|Domestic team information|
|Source: Cricinfo, 1 October 2009|
Edward Mills ("E. M.") Grace (28 November 1841 – 20 May 1911) was an English cricketer in the second half of the 19th century who was an all-rounder, batting right-handed and bowling slow right arm underarm. He played first-class cricket for Gloucestershire CCC and was the elder brother of W. G. and Fred Grace. All three played in a Test match for England in 1880 a week before Fred Grace died. Always known by his initials, E. M. Grace controversially held amateur status but was criticised for the money he made by playing.
Born 28 November 1841 in Bristol, England, E. M. Grace was one of the great cricketers of the 1860s and 1870s, though he was overshadowed by his younger brother W. G. He was called Ted by the Grace family but elsewhere by his initials only.
Grace performed one of the most amazing all-round feats ever on 15 August 1862. He carried his bat through the entire MCC innings, scoring 192 not out of a total of 344. He then took all 10 wickets in the Kent first innings for 69 runs.  However, although the match is recognised as first-class, this is not an official record as it was a 12-man game.

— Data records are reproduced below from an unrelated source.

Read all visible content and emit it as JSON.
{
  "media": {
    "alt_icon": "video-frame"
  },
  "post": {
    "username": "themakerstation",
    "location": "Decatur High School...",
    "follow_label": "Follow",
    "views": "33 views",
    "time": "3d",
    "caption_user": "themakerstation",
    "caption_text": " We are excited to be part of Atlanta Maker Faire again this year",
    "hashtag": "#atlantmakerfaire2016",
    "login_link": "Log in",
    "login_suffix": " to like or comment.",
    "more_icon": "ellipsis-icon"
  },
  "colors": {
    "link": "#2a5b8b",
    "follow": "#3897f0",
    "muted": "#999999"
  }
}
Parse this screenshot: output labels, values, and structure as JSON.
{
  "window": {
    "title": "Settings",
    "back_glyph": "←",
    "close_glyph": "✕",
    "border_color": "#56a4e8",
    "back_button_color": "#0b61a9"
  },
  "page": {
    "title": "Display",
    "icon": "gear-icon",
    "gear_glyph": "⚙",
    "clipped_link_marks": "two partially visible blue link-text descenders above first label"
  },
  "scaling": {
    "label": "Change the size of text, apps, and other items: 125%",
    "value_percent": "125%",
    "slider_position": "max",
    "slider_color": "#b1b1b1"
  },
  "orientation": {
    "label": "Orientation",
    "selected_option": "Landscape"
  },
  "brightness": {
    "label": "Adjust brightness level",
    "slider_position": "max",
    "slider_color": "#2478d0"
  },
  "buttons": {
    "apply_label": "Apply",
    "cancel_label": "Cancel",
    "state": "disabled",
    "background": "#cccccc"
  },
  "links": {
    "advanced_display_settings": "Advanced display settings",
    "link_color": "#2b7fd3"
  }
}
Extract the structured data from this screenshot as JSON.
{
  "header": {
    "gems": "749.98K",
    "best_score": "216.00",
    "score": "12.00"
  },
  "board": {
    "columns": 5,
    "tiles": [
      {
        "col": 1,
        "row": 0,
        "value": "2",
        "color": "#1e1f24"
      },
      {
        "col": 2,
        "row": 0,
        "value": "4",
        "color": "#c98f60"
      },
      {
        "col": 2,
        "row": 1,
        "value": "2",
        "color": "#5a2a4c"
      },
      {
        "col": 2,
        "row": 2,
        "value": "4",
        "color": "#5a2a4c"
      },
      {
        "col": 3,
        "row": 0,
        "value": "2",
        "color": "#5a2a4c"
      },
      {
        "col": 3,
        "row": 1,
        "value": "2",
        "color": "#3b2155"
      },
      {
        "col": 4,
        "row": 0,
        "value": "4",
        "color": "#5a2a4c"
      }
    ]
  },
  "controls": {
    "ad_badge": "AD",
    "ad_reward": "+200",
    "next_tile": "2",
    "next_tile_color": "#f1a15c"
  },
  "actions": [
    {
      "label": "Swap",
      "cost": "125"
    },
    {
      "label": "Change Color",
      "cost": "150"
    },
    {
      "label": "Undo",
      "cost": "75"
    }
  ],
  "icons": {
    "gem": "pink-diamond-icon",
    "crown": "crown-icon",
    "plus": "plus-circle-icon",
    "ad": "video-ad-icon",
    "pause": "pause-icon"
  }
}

After the 1863 season, Grace toured America with George Parr's side, but he did not perform well, being hampered by a bad hand. He then pulled out of first-class cricket whilst he qualified as a surgeon, but returned on the formation of Gloucestershire County Cricket Club in 1871, of which he was secretary until his resignation in 1909. Thanks mainly to the combined efforts of the Grace brothers, Gloucestershire became the champion county in 1874, 1876 and 1877; they also shared the title in 1873.
All three brothers were selected for the first Test match played in England, which was at the Oval in 1880. This remains the only instance of three brothers playing for England in the same Test.  Grace finally dropped out of the Gloucestershire first team in 1896, aged 54, but he continued playing club cricket for Thornbury until 1909, despite increasing lameness.

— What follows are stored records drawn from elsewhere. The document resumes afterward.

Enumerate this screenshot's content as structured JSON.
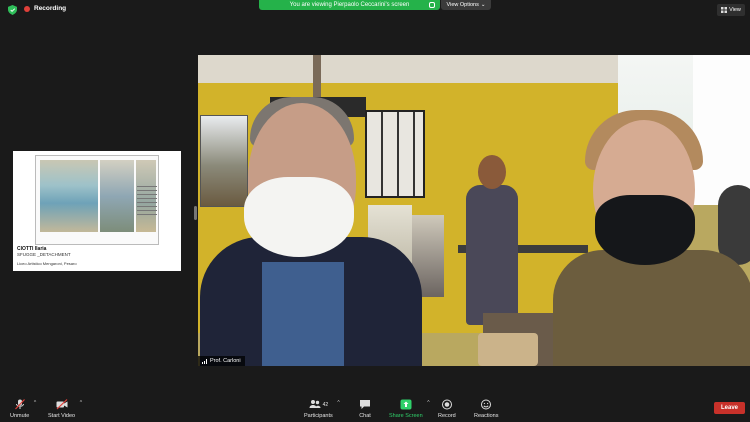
{
  "topbar": {
    "recording_label": "Recording",
    "banner_text": "You are viewing Pierpaolo Ceccarini's screen",
    "view_options_label": "View Options",
    "view_label": "View"
  },
  "shared_slide": {
    "artist": "CIOTTI Ilaria",
    "title": "SFUGGE _DETACHMENT",
    "school": "Liceo Artistico Mengaroni, Pesaro"
  },
  "video": {
    "participant_name": "Prof. Carloni"
  },
  "toolbar": {
    "unmute": "Unmute",
    "start_video": "Start Video",
    "participants": "Participants",
    "participants_count": "42",
    "chat": "Chat",
    "share_screen": "Share Screen",
    "record": "Record",
    "reactions": "Reactions",
    "leave": "Leave"
  },
  "colors": {
    "banner_green": "#25b24a",
    "share_green": "#2fd06a",
    "leave_red": "#c8312a",
    "recording_red": "#e0403a"
  },
  "icons": [
    "shield-icon",
    "record-dot-icon",
    "lock-icon",
    "chevron-down-icon",
    "grid-view-icon",
    "mic-muted-icon",
    "video-off-icon",
    "participants-icon",
    "chat-icon",
    "share-screen-icon",
    "record-icon",
    "reactions-icon",
    "signal-icon"
  ]
}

In first-class matches, he scored 10,025 runs at an average of 18.66, with 5 hundreds. He took 305 wickets at 20.37. However it was once calculated that, in all matches, his career tallies amounted to 12,078 wickets and 76,760 runs. In the 1863 season alone he managed 339 wickets and 3,074 runs.
Grace's nickname was "The Coroner", since he was coroner for the lower division of Gloucestershire. He was married four times and sired eighteen children. His first wife, Annie, was born at Demarara. Their eldest daughter, Annie, was labelled a dumb imbecile. By 1881, they had at least six other daughters: Edith, Florie, Mina, Sarah, Alice and Sybil; and two sons Edward and Francis. His daughter Mina Gertrude Grace married stockbroker Henry Willis, son of the cricketer Henry Willis. He died 20 May 1911 in Gloucestershire, England.

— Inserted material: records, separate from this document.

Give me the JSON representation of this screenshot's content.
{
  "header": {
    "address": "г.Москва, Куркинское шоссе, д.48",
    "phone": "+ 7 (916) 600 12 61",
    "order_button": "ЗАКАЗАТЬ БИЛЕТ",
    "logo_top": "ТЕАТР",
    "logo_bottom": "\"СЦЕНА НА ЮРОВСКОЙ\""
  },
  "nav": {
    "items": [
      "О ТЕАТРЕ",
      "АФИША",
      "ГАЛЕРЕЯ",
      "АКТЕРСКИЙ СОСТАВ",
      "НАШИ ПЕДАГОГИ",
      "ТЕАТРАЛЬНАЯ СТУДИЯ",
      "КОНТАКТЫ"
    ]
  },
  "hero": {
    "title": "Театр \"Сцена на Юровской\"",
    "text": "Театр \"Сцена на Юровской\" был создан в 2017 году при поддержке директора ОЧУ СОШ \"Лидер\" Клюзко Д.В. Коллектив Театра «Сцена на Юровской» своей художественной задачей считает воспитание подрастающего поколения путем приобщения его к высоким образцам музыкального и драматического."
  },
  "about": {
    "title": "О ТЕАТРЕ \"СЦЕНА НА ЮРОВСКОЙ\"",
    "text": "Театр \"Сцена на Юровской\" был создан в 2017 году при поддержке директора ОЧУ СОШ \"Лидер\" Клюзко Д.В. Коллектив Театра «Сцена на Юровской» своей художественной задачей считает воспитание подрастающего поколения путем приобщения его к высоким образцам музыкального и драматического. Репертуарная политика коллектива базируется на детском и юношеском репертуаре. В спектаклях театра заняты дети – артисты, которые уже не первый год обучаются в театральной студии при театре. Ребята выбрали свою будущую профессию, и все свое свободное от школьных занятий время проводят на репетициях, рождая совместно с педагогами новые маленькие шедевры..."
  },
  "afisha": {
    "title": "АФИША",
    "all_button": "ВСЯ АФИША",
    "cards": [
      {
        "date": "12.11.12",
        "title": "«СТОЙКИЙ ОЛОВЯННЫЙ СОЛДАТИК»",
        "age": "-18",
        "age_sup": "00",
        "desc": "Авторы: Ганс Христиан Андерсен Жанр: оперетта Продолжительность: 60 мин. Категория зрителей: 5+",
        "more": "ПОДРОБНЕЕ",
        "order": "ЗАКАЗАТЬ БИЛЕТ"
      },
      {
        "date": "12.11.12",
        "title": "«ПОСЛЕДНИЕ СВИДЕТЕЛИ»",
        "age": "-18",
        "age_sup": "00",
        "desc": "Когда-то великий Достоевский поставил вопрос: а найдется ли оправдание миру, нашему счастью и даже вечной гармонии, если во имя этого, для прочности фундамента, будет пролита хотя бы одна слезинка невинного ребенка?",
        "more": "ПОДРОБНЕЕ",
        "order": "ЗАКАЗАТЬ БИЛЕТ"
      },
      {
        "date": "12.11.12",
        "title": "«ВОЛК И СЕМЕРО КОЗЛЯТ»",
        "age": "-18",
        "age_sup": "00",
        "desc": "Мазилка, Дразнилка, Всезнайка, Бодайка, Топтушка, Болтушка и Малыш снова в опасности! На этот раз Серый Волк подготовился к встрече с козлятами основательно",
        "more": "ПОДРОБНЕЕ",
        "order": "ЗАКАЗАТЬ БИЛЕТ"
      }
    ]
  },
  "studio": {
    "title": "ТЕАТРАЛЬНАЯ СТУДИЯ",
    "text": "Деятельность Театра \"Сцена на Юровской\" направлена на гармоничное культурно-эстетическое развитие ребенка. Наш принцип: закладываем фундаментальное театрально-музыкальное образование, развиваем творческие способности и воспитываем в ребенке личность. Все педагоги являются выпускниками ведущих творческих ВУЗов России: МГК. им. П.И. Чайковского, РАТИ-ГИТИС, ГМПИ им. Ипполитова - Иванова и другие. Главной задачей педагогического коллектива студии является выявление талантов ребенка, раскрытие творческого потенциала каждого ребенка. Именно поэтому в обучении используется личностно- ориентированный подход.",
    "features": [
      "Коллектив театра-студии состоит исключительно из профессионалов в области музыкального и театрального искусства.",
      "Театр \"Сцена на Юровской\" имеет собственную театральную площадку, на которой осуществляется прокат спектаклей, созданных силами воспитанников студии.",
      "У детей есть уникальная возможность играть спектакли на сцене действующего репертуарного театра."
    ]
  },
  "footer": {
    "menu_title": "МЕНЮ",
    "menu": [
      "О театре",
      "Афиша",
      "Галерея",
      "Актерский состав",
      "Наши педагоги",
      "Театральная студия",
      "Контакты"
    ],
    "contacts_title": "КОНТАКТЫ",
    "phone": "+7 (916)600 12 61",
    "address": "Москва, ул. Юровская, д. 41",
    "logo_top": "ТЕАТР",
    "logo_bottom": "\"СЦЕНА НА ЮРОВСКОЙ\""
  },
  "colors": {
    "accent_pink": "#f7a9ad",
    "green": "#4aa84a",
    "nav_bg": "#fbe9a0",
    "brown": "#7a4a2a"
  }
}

- Rae, p.199.
- Owen 1912.
- The Memorial Biography of Dr. W. G. Grace, Constable, 1919, pp26-7.
- Gloucester Journal, 29 Dec. 1906
- Owen, W. B. (1912). "Grace, Edward Mills". In Lee, Sidney. Dictionary of National Biography, 1912 supplement. London: Smith, Elder & Co.
- Rae, Simon (1998). W. G. Grace: A Life. ISBN 978-0-571-17855-1.
- Cricinfo article on E. M. Grace
- CricketArchive page on E. M. Grace
- Brief profile of E. M. Grace by Don Ambrose
|Oldest living Test cricketer
30 June 1904 – 20 May 1911